__TO DO__
With pictures left out, only the lines from the one containing "Read all visible" through the end of the records should be reproduced exactly, please.

__Records from a data source__
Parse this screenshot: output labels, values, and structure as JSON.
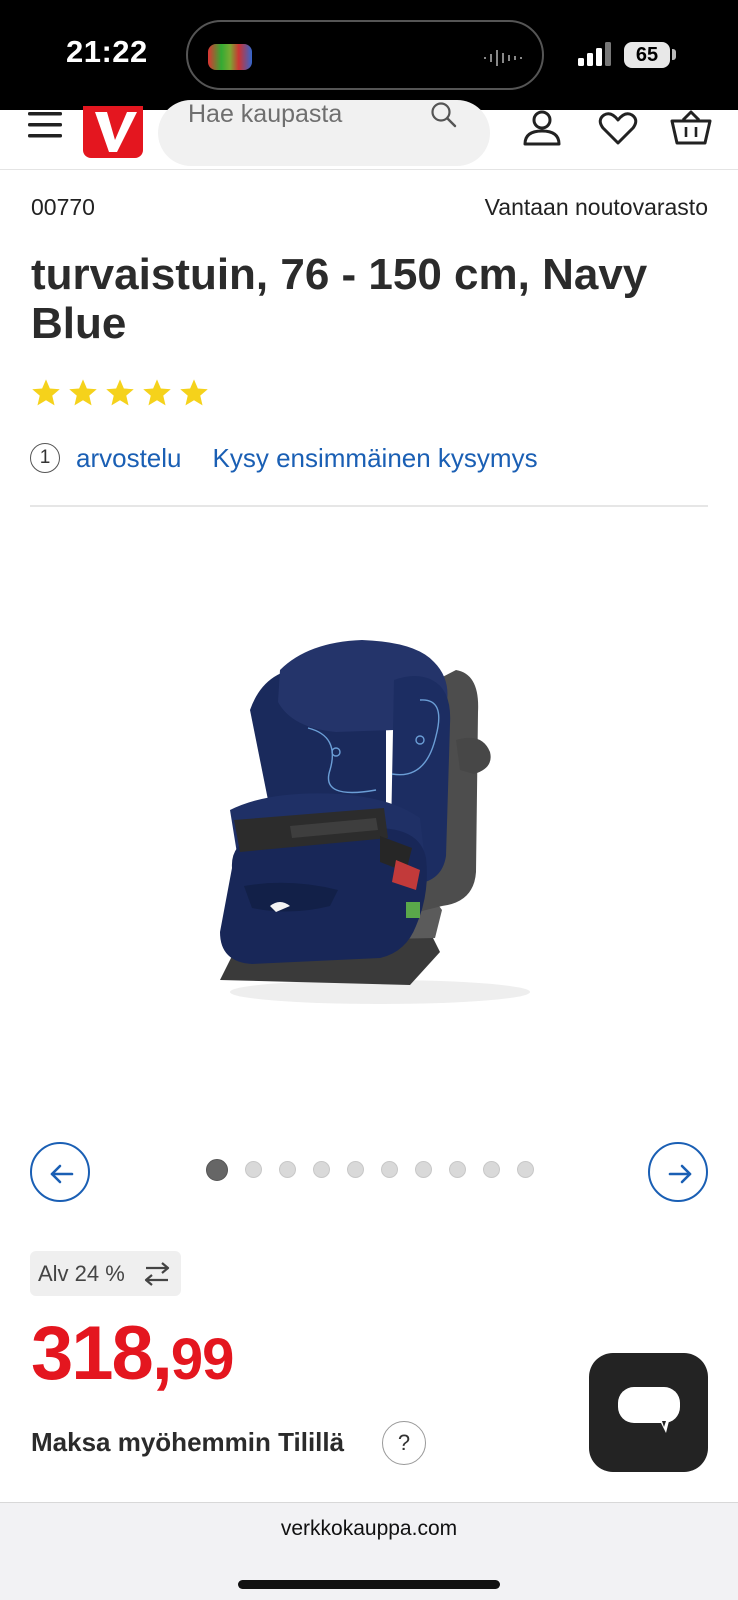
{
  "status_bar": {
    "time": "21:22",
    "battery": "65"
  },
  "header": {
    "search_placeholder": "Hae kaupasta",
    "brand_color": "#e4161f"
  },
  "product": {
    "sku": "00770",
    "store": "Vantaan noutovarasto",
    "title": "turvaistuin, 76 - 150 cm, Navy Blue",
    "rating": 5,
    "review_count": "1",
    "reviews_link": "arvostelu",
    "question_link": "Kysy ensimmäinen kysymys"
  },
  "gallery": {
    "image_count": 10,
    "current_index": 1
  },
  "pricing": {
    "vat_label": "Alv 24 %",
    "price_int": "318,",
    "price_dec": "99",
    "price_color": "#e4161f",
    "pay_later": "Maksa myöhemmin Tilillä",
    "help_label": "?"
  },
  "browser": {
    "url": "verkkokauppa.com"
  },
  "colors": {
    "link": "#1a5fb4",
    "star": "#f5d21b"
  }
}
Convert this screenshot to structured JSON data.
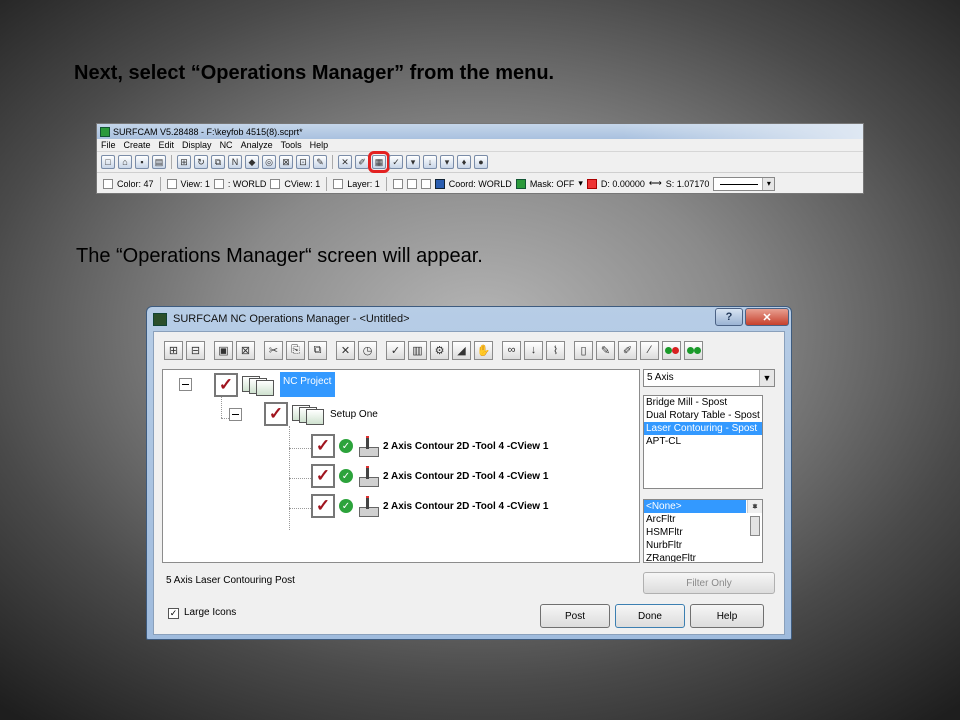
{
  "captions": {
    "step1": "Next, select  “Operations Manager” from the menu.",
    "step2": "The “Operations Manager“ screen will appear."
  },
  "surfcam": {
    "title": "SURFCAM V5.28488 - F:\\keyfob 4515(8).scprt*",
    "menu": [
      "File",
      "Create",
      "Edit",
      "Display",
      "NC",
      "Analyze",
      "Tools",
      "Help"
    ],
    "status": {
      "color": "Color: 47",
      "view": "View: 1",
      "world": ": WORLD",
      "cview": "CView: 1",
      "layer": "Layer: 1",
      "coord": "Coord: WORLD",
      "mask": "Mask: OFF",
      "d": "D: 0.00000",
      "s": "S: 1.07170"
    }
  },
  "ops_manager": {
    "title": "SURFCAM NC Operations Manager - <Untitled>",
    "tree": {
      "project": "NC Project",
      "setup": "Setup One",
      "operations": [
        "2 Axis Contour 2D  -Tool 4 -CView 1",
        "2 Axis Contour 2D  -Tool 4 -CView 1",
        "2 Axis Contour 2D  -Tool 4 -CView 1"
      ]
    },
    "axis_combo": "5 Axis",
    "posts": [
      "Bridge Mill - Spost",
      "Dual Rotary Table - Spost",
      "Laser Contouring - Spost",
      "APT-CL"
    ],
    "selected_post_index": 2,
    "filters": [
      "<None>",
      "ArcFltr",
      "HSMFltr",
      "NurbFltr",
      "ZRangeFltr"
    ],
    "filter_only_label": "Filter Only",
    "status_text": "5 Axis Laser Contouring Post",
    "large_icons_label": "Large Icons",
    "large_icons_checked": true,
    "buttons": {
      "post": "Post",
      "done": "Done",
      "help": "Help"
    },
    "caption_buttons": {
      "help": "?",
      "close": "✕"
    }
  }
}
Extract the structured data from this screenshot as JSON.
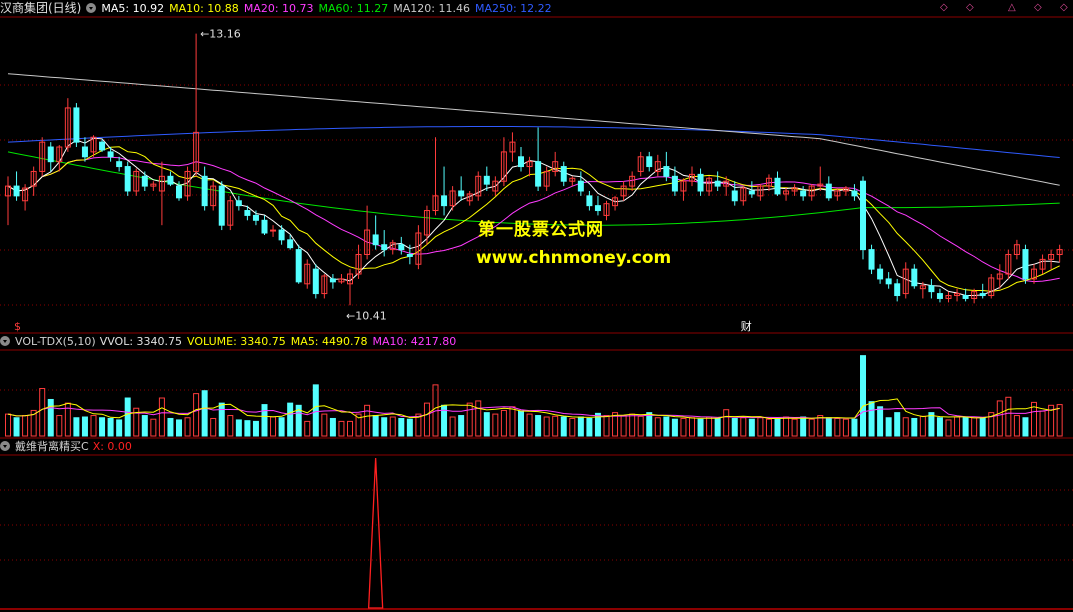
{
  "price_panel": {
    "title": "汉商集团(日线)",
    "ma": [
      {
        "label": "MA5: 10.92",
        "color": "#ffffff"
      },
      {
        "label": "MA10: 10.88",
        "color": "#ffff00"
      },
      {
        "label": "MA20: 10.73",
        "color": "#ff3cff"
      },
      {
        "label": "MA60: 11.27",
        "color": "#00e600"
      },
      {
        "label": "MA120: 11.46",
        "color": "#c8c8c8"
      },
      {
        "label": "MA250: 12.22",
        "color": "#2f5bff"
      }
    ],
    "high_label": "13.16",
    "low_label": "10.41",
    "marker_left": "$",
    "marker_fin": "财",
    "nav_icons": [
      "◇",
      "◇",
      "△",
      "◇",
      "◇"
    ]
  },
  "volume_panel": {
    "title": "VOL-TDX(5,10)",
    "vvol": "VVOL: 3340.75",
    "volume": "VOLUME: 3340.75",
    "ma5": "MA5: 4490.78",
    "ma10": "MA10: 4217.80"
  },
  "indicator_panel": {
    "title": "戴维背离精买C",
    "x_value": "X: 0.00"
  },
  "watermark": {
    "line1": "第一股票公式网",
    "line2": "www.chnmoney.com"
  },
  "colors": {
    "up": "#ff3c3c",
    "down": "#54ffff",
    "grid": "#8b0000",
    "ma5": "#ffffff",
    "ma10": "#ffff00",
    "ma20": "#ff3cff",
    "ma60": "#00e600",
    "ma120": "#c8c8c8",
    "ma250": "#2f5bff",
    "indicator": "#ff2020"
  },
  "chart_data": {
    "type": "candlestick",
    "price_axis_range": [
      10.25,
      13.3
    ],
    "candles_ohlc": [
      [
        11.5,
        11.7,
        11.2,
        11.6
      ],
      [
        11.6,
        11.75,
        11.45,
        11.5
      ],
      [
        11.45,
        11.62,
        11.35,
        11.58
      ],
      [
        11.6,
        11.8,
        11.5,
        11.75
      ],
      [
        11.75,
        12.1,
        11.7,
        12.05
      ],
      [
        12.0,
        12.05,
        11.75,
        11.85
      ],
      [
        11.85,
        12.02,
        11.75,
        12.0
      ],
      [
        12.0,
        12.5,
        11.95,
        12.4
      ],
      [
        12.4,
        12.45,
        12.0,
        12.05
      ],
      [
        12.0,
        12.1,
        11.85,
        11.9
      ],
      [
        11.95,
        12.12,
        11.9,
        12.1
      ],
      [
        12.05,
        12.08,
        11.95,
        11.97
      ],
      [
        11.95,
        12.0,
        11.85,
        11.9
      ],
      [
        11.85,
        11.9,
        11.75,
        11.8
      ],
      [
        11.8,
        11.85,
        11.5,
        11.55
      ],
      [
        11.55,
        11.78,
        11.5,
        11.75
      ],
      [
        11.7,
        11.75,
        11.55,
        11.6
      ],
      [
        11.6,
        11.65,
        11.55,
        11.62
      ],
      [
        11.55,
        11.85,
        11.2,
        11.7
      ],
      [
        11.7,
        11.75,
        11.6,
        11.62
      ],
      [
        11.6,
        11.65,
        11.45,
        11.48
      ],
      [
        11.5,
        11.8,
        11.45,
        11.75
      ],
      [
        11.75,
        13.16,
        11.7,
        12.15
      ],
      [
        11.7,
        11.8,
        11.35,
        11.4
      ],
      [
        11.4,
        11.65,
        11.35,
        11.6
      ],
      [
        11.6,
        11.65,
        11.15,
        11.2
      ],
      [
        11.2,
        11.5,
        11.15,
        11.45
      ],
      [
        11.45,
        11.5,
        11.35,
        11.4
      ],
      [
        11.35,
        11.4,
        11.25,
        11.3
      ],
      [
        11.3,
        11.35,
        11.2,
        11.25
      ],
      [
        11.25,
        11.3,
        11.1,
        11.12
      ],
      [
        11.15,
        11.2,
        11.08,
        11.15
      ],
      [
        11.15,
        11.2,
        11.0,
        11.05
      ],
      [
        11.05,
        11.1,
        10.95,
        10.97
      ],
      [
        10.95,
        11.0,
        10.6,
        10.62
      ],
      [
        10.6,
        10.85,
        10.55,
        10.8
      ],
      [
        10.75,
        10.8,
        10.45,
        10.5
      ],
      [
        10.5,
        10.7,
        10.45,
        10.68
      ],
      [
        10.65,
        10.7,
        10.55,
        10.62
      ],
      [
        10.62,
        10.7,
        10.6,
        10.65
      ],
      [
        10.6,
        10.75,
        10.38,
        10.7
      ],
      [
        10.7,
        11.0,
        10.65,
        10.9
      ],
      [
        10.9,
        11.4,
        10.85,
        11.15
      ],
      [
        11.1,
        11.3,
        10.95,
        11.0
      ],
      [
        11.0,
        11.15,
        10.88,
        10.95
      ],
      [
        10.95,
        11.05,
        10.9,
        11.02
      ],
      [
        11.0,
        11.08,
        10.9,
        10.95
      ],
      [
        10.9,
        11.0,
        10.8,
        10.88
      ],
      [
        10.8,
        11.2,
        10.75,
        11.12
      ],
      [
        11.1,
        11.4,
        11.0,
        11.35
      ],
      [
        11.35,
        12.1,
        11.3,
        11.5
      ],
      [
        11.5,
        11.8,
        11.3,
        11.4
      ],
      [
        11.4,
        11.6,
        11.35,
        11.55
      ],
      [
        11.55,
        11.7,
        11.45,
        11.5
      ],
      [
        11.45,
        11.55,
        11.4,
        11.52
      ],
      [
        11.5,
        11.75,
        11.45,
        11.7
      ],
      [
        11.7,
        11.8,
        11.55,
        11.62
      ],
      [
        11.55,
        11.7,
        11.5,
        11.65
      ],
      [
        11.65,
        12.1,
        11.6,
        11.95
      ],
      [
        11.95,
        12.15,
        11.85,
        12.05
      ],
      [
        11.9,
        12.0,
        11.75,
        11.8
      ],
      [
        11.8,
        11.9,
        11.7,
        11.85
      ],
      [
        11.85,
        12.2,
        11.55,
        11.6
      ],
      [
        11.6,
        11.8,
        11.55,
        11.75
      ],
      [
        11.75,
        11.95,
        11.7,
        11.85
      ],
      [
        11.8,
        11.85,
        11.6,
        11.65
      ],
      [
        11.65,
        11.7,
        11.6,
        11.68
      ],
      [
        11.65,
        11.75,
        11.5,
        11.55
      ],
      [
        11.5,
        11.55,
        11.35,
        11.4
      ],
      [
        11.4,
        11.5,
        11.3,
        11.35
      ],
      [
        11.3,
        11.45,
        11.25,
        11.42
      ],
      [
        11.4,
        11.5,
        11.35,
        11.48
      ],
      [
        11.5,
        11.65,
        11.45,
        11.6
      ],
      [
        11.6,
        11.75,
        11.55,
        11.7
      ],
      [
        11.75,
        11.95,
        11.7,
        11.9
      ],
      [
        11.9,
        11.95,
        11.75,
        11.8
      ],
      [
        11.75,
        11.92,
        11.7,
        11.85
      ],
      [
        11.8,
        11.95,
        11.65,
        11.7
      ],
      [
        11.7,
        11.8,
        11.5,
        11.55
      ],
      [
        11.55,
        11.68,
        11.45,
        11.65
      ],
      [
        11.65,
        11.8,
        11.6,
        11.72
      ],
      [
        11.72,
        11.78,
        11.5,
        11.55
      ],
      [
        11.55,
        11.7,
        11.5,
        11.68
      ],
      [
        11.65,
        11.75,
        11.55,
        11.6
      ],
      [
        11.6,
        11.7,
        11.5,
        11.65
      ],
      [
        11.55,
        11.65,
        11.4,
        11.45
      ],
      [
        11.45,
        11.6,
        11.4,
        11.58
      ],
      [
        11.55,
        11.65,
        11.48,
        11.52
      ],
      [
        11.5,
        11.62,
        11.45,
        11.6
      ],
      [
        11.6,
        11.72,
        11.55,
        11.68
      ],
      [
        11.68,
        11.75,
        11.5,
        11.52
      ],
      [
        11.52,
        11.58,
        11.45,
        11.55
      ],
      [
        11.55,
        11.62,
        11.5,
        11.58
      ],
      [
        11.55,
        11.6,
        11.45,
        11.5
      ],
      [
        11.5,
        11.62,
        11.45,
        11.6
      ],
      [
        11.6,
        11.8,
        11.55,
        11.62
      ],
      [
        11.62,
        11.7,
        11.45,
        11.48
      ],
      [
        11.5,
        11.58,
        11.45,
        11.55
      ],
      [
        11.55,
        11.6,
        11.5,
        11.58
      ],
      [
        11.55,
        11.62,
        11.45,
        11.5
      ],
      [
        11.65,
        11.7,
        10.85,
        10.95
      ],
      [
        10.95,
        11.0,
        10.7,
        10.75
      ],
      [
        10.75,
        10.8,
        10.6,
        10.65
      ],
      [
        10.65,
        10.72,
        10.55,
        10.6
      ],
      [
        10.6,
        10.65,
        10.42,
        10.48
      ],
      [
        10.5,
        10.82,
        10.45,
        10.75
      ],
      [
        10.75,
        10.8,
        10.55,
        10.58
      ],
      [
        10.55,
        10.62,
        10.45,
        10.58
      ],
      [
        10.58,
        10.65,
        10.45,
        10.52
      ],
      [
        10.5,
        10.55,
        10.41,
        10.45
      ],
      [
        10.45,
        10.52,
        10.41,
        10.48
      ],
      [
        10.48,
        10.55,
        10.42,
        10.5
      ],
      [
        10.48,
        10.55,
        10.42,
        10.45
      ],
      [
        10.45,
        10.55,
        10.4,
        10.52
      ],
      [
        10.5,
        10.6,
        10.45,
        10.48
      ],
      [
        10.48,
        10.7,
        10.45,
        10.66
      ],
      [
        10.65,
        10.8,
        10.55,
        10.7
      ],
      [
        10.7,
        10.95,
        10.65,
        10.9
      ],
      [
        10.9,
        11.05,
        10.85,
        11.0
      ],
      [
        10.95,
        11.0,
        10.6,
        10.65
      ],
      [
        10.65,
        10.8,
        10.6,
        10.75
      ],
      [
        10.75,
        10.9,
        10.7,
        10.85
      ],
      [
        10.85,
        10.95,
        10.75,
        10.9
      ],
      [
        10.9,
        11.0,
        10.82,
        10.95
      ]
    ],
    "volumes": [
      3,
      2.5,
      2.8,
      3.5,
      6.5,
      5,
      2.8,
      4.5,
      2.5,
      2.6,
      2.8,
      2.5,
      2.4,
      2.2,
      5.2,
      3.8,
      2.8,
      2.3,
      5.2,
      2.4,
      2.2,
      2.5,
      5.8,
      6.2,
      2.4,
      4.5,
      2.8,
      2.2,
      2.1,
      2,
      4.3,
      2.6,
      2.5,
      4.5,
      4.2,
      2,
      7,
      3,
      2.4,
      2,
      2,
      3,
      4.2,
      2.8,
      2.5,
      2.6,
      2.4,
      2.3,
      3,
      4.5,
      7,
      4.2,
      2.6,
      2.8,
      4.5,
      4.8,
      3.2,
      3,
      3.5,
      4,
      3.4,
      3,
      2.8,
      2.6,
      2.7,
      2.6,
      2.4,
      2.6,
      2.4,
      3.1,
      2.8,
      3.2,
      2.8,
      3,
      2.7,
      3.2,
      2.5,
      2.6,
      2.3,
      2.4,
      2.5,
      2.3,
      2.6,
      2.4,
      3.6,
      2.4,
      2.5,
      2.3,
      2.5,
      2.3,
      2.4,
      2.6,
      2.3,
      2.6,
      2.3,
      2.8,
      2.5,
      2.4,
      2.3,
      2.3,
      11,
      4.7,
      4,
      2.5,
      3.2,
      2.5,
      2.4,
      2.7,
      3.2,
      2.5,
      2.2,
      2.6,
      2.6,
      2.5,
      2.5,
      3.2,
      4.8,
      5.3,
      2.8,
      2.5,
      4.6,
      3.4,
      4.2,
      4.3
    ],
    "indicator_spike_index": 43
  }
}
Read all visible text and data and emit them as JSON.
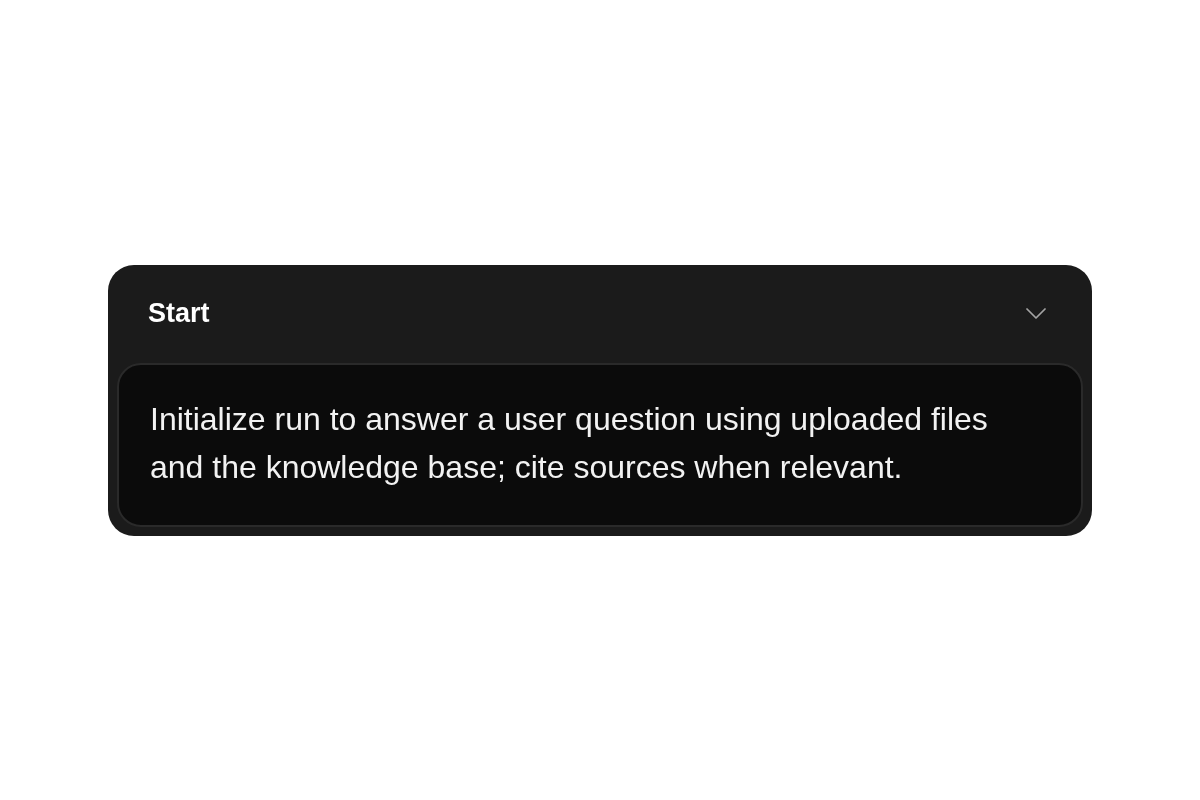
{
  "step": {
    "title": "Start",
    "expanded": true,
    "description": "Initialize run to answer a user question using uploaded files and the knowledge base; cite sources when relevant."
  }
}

__EXERCISE RESPONSE__
Read all visible text and data and emit them as JSON.
{
  "step": {
    "title": "Start",
    "expanded": true,
    "description": "Initialize run to answer a user question using uploaded files and the knowledge base; cite sources when relevant."
  }
}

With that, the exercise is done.